Another thing I discovered is that stuff prefers to reside with similar stuff. Just like Van Folk like to hang with other Van Folk in Facebook groups. You may discover, as I did, that “rooms” emerge in your tiny space, even if they are only square inches in size.
Thus, I have a garage (the cubby where my tools live at the back hatch), a mud-room (the bin on the passenger side floor where my shoes, umbrella, flip-flops and raincoat live), a kitchen (the cupboard that slides out of the van), the pantry (the area in my pull-out designated as a food storage area), a bathroom (the little drawer beside my bed where my bathroom things live) and an entertainment unit (the white bin with a lid that lives between my front seats and holds my phone, camera, charger, cables and Kindle -anything electronic that needs protection from dust and dirt).
I have a control room (under my bed, left side) where the battery, inverter and converter cohabit peacefully with a number of carefully restrained wires.
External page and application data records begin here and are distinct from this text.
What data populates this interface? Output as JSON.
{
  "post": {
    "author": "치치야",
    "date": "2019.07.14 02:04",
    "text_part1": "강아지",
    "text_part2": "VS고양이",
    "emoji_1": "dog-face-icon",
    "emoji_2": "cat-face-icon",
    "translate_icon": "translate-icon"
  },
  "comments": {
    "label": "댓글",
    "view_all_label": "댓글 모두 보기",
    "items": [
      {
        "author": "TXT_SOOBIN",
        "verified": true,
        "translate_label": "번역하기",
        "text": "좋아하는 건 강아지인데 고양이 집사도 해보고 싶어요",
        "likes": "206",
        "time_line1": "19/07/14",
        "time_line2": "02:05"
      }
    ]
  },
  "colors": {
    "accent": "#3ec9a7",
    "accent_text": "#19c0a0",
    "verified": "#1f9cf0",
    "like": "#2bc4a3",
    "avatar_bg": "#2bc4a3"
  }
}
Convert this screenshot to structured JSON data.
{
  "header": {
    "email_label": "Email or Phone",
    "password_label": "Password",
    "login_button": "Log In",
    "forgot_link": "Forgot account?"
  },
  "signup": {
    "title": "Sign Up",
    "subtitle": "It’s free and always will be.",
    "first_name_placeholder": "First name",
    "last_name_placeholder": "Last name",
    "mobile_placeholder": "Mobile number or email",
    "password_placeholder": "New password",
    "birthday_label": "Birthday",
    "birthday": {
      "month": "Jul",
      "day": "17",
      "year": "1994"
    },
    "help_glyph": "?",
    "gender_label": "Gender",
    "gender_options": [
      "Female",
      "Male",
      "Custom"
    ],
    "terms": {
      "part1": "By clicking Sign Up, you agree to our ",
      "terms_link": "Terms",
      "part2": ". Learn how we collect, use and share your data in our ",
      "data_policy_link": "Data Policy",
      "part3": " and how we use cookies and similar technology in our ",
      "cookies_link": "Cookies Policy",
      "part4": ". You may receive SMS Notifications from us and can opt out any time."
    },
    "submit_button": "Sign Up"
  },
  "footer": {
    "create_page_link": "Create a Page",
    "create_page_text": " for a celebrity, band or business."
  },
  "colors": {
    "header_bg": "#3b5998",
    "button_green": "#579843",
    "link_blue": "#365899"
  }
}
These units require ventilation and must be given extra room, so bolting them to the frame takes care of the “stuff” migration problem and ensures they always have good air flow. (Never give anything power-related even an inch of choice about where to reside as it will take a mile) Show authority in this area.
I even have a hallway (the open space that is the floor when my table is outside as a picnic table) a dining room (my picnic table, when outside) and a sitting room (when the awning is up). I have a library ( a little spot behind the cabinet) and of course a bedroom, which consists of my bed, bedding and a space for my clothing. When I put in the table into the van as a second sleeping space, I even have a guest room.
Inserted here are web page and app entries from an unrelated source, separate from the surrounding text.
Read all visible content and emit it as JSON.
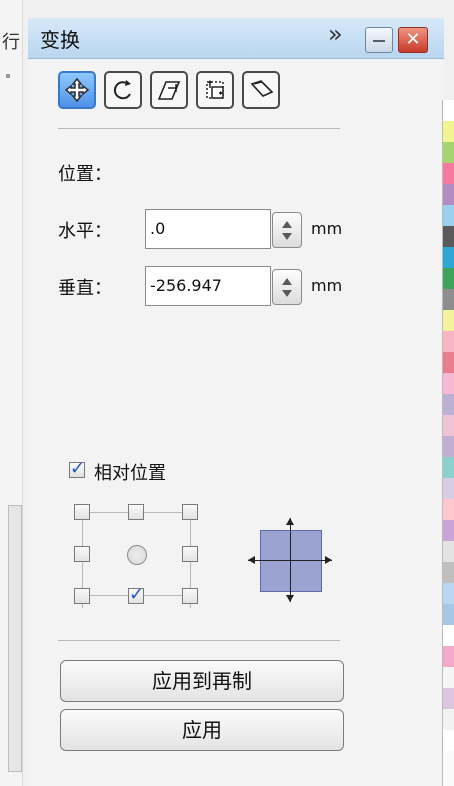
{
  "window": {
    "title": "变换",
    "expand_glyph": "»",
    "close_glyph": "✕"
  },
  "left_panel": {
    "fragment": "行"
  },
  "toolbar": {
    "buttons": [
      {
        "name": "position-icon",
        "active": true
      },
      {
        "name": "rotate-icon",
        "active": false
      },
      {
        "name": "scale-mirror-icon",
        "active": false
      },
      {
        "name": "size-icon",
        "active": false
      },
      {
        "name": "skew-icon",
        "active": false
      }
    ]
  },
  "position": {
    "section_title": "位置：",
    "horizontal": {
      "label": "水平：",
      "value": ".0",
      "unit": "mm"
    },
    "vertical": {
      "label": "垂直：",
      "value": "-256.947",
      "unit": "mm"
    }
  },
  "relative": {
    "label": "相对位置",
    "checked": true,
    "grid_selected": "bottom-center"
  },
  "actions": {
    "apply_copy": "应用到再制",
    "apply": "应用"
  },
  "palette": [
    "#ffffff",
    "#f2f58f",
    "#a8d46f",
    "#f47aa2",
    "#b38cc3",
    "#9ad0ee",
    "#5a5a5a",
    "#2da6d6",
    "#3ea35b",
    "#8e8e8e",
    "#f4f29a",
    "#f7b6c6",
    "#e77d8d",
    "#f6b8d3",
    "#bdb0d5",
    "#f0c3d4",
    "#c0afd3",
    "#8dd1cf",
    "#d6cde2",
    "#ffc7cd",
    "#c9a4d8",
    "#e3e3e3",
    "#bfbfbf",
    "#b9d7f2",
    "#a7c7e7",
    "#ffffff",
    "#f3a9cc",
    "#f5f5f5",
    "#dcc6df",
    "#f2f2f2",
    "#ffffff"
  ]
}
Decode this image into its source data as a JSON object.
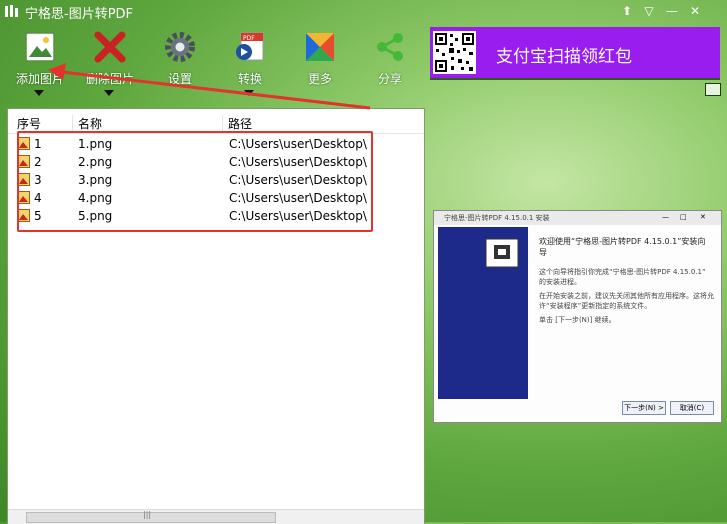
{
  "window": {
    "title": "宁格思-图片转PDF",
    "controls": {
      "skin": "⬆",
      "menu": "▽",
      "minimize": "—",
      "close": "✕"
    }
  },
  "toolbar": {
    "buttons": [
      {
        "label": "添加图片",
        "icon": "add-image-icon",
        "has_dropdown": true
      },
      {
        "label": "删除图片",
        "icon": "delete-x-icon",
        "has_dropdown": true
      },
      {
        "label": "设置",
        "icon": "gear-icon",
        "has_dropdown": false
      },
      {
        "label": "转换",
        "icon": "pdf-convert-icon",
        "has_dropdown": true
      },
      {
        "label": "更多",
        "icon": "more-apps-icon",
        "has_dropdown": false
      },
      {
        "label": "分享",
        "icon": "share-icon",
        "has_dropdown": false
      }
    ]
  },
  "ad": {
    "text": "支付宝扫描领红包",
    "bg": "#9a1df0"
  },
  "list": {
    "columns": [
      "序号",
      "名称",
      "路径"
    ],
    "rows": [
      {
        "index": "1",
        "name": "1.png",
        "path": "C:\\Users\\user\\Desktop\\"
      },
      {
        "index": "2",
        "name": "2.png",
        "path": "C:\\Users\\user\\Desktop\\"
      },
      {
        "index": "3",
        "name": "3.png",
        "path": "C:\\Users\\user\\Desktop\\"
      },
      {
        "index": "4",
        "name": "4.png",
        "path": "C:\\Users\\user\\Desktop\\"
      },
      {
        "index": "5",
        "name": "5.png",
        "path": "C:\\Users\\user\\Desktop\\"
      }
    ],
    "scroll_grip": "|||"
  },
  "preview": {
    "title": "宁格思-图片转PDF 4.15.0.1 安装",
    "heading": "欢迎使用“宁格思-图片转PDF 4.15.0.1”安装向导",
    "lines": [
      "这个向导将指引你完成“宁格思-图片转PDF 4.15.0.1”",
      "的安装进程。",
      "在开始安装之前，建议先关闭其他所有应用程序。这将允",
      "许“安装程序”更新指定的系统文件。",
      "单击 [下一步(N)] 继续。"
    ],
    "next_button": "下一步(N) >",
    "cancel_button": "取消(C)"
  },
  "colors": {
    "accent_red": "#e2332d",
    "ad_purple": "#9a1df0"
  }
}
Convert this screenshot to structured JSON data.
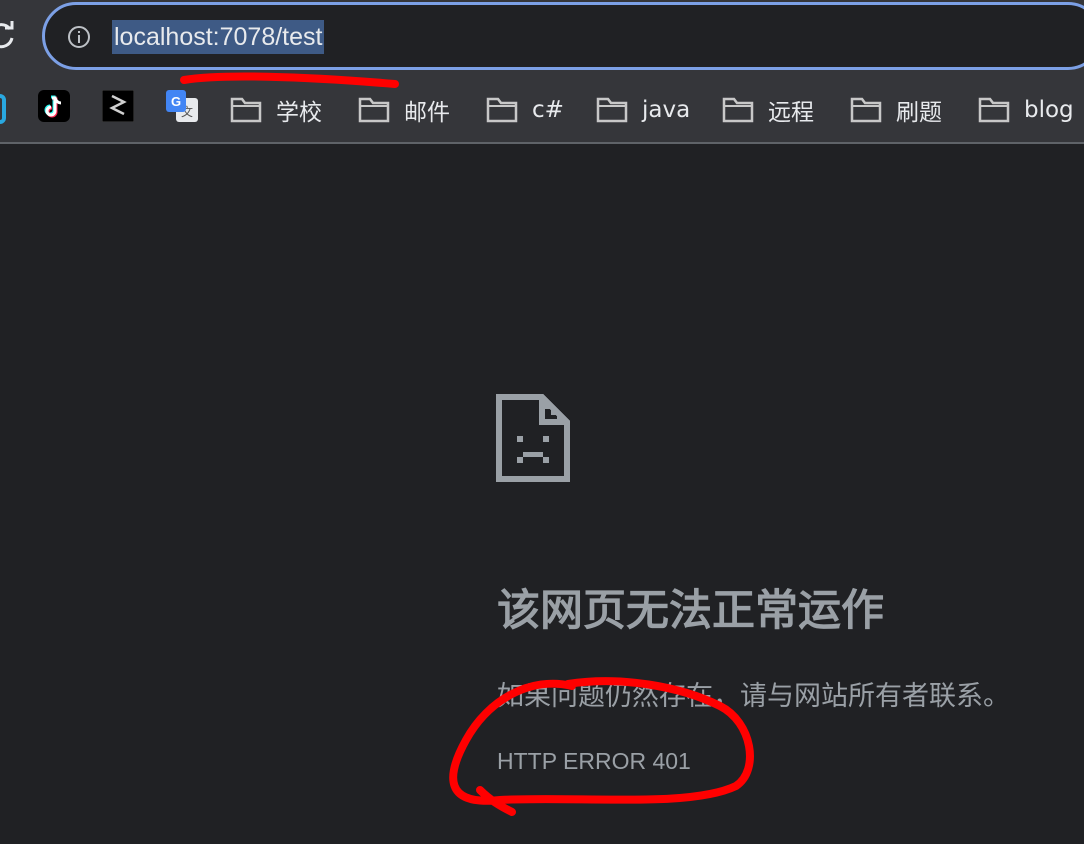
{
  "address_bar": {
    "url": "localhost:7078/test",
    "selection_color": "#3e5a85"
  },
  "bookmarks": [
    {
      "icon": "tiktok-icon"
    },
    {
      "icon": "app-icon"
    },
    {
      "icon": "google-translate-icon"
    },
    {
      "label": "学校",
      "icon": "folder-icon"
    },
    {
      "label": "邮件",
      "icon": "folder-icon"
    },
    {
      "label": "c#",
      "icon": "folder-icon"
    },
    {
      "label": "java",
      "icon": "folder-icon"
    },
    {
      "label": "远程",
      "icon": "folder-icon"
    },
    {
      "label": "刷题",
      "icon": "folder-icon"
    },
    {
      "label": "blog",
      "icon": "folder-icon"
    }
  ],
  "error_page": {
    "icon": "sad-page-icon",
    "title": "该网页无法正常运作",
    "description": "如果问题仍然存在，请与网站所有者联系。",
    "error_code": "HTTP ERROR 401"
  },
  "colors": {
    "background": "#202124",
    "toolbar": "#35363a",
    "omnibox_border": "#7ca0e6",
    "annotation": "#ff0000",
    "text_muted": "#9aa0a6"
  }
}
Thinking of my van like this helps me find things. The only logical place to find a Kindle cable is in an entertainment centre. Lentils belong in the pantry. I never think twice about where my hammer is. Of course it’s in the garage!
Here is a little summary. Three important things.
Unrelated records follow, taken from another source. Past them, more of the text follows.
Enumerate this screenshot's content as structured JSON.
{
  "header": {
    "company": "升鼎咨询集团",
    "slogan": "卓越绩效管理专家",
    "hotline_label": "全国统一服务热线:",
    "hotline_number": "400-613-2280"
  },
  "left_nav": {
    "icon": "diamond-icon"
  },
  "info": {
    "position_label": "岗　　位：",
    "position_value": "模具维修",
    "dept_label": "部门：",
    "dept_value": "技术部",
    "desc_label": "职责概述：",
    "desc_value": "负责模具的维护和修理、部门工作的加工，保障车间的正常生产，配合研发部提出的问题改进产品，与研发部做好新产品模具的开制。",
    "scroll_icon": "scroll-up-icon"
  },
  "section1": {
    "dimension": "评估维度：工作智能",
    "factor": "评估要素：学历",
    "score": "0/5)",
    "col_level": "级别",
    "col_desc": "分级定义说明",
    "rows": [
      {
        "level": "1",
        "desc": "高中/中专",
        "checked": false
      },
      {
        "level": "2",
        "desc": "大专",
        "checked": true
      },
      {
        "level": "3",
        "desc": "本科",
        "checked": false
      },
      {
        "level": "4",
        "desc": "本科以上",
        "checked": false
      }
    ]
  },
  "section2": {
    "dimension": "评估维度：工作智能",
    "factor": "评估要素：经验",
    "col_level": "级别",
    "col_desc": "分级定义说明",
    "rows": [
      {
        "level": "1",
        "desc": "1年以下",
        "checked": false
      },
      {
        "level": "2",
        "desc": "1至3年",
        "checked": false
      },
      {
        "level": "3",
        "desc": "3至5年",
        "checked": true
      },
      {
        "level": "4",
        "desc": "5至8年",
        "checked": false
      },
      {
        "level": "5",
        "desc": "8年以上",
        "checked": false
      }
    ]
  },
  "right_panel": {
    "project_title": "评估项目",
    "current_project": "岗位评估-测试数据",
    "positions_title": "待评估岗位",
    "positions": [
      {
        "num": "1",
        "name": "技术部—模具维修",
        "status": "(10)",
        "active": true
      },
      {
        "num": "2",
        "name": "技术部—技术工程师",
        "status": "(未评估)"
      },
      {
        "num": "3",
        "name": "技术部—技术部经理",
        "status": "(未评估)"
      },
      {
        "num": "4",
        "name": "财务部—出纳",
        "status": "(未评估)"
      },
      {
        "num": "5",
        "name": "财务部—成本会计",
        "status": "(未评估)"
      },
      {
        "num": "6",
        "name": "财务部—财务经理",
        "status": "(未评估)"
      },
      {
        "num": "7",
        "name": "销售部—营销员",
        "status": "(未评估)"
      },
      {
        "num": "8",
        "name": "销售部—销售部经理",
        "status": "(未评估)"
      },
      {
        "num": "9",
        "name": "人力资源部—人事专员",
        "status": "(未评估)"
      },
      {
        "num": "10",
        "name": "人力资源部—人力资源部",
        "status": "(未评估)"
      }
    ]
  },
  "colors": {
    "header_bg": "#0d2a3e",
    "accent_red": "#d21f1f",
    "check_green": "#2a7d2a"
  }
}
Stuff naturally expands, like a goldfish or the universe. It is up to you to define the space it will live in. Likewise, only you can decide when you actually have enough stuff. If do not control stuff, it will control you.
Secondly, stuff likes to commune with similar stuff. If you allow for this naturally occurring tendency in your tiny space, logic will help you locate stuff easily.
And finally, the practice of minimalism and living with less is not about going without. It’s carefully choosing what we bring into our lives and caring for it appropriately.
It’s about being in touch with the stuff that brings us the deepest pleasure and shamelessly indulging in it.
4 thoughts on “The Unruly Nature of Van-Stuff”
well written, I am in design phase and have been trying to visualize where things will fit. I have some backpacking experience which really teaches you about minimalism since you have to carry the stuff so that helps. In fact, I think I will have lots of space, can’t wait to see
What kind of vehicle are you re-fitting? I LOVED the design phase. It made me feel clever! It’s quite exciting and satisfying to make really good use of space. I bet back-packing was an awesome lesson in minimalism! Now, I can’t wait to see too! Share if you like as you go along, would love to celebrate what you come up with!
Great article and great way to look at your world now. You’ve made me think about my project a little differently as well and how this applies to it. It may just help me organize a bit better or at least realize it’s importance. Nice writing. Thanks.
Hi there John! It makes me happy to think I might be help out a little. You know, in a big space, it’s easy to be very disconnected from our belongings, but in a small space we get up close and personal quickly. Being efficient and resourceful are suddenly qualities worth exploring because it has a very real and instant effect on the quality of our lives (ie. it makes life easier! HaHa!) I really dislike having to rifle through things day after day looking for things. It makes me irritable. So, just knowing that every little thing “lives somewhere” just seems to bring a great peace 🙂 Good luck with your project!